Georgia’s gubernatorial race drew two former presidents, A-list celebrities and the eye of every political watcher in the nation. By Wednesday morning, it was not yet over.
Republican Brian Kemp, the sitting secretary of state who did his level best to suppress and discourage high voter turnout, had earned 50.5 percent of the vote with all precincts reporting. That tally would give him just barely enough votes to avoid a runoff election. But Democrat Stacey Abrams, who received nearly 49 percent of the vote, had not yet conceded. Her campaign said that enough ballots remained to be counted in the heavily Democratic Atlanta metro area to drag Kemp below the 50 percent threshold and trigger a runoff election on Dec. 4th. (Libertarian Ted Metz, who joked about withdrawing from the race days before the election, received 36,000 votes, or 1 percent of the vote — enough to have pushed either major-party candidate over the majority threshold.)
“We believe our chance for a stronger Georgia is just within reach, but we cannot seize it until all voices are heard,” Abrams told her supporters in an Atlanta hotel on election night. “I promise you tonight we’re going to make sure that every vote is counted.”
Abrams, 44, became a national figure not long after her overwhelming July primary victory over Stacey Evans, a former Georgia state representative. The Mississippi native and former minority leader of Georgia’s state legislature drew support from Democratic stars like former President Barack Obama and Sen. Kamala Harris (D-CA), as well entertainment superstars such as Oprah Winfrey, Will Ferrell and Michael B. Jordan.
The historical significance of Abrams’ candidacy became a near-daily feature of the national conversation around the midterm elections. Likewise, as the suppression of non-white voters became one of the dominant topics of the 2018 midterms, the Georgia race became the fulcrum of that discussion. Abrams, a voting-rights activist, founded the New Georgia Project in 2014, aiming to get a “New American Majority” of young people, unmarried women and voters of color to register and cast ballots. Kemp faced numerous allegations of misusing his position as the state’s top elections official to improperly influence the election. Reports of dramatic voter purges and application suspensions plagued his campaign. Two weeks before the election, audio obtained by Rolling Stone revealed Kemp telling supporters at a ticketed event that the Abrams campaign’s voter turnout effort “continues to concern us, especially if everybody uses and exercises their right to vote.”

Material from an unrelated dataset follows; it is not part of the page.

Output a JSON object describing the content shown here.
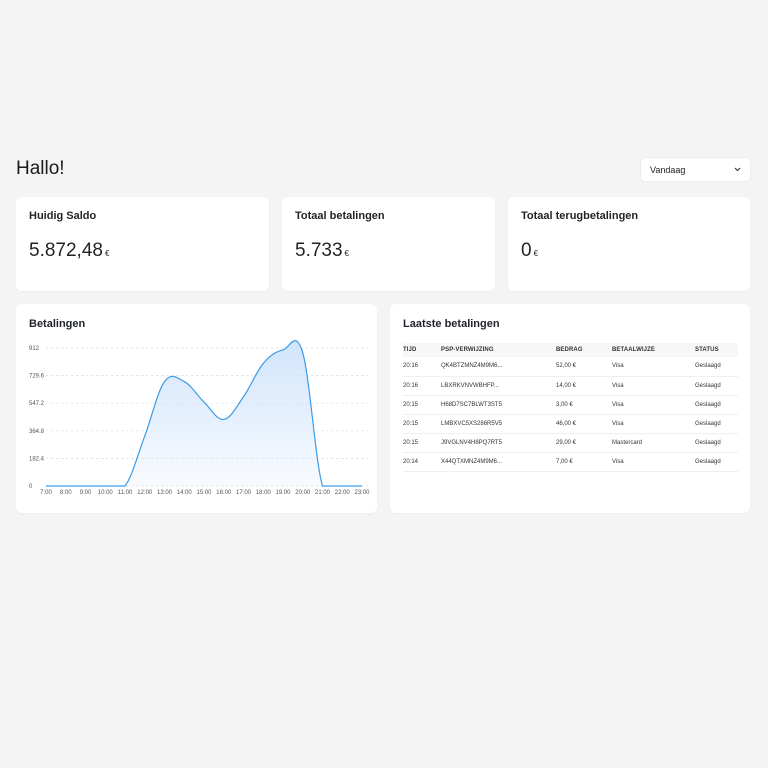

And in what many have deemed a “political stunt,” Kemp’s office launched an investigation into the Democratic Party of Georgia just two days before Election Day. His office alleged a “failed attempt to hack the state’s voter registration system” by a volunteer with the party. (This came about despite a federal lawsuit filed in August alleging that Kemp’s office — which denied federal assistance with election security during the 2016 election — had left more than 6 million voter records vulnerable to hackers.) In response to charges that the investigation was a stunt, Kemp told reporters on Monday that he was “not worried about how it looks.”
This story will be updated as more details emerge.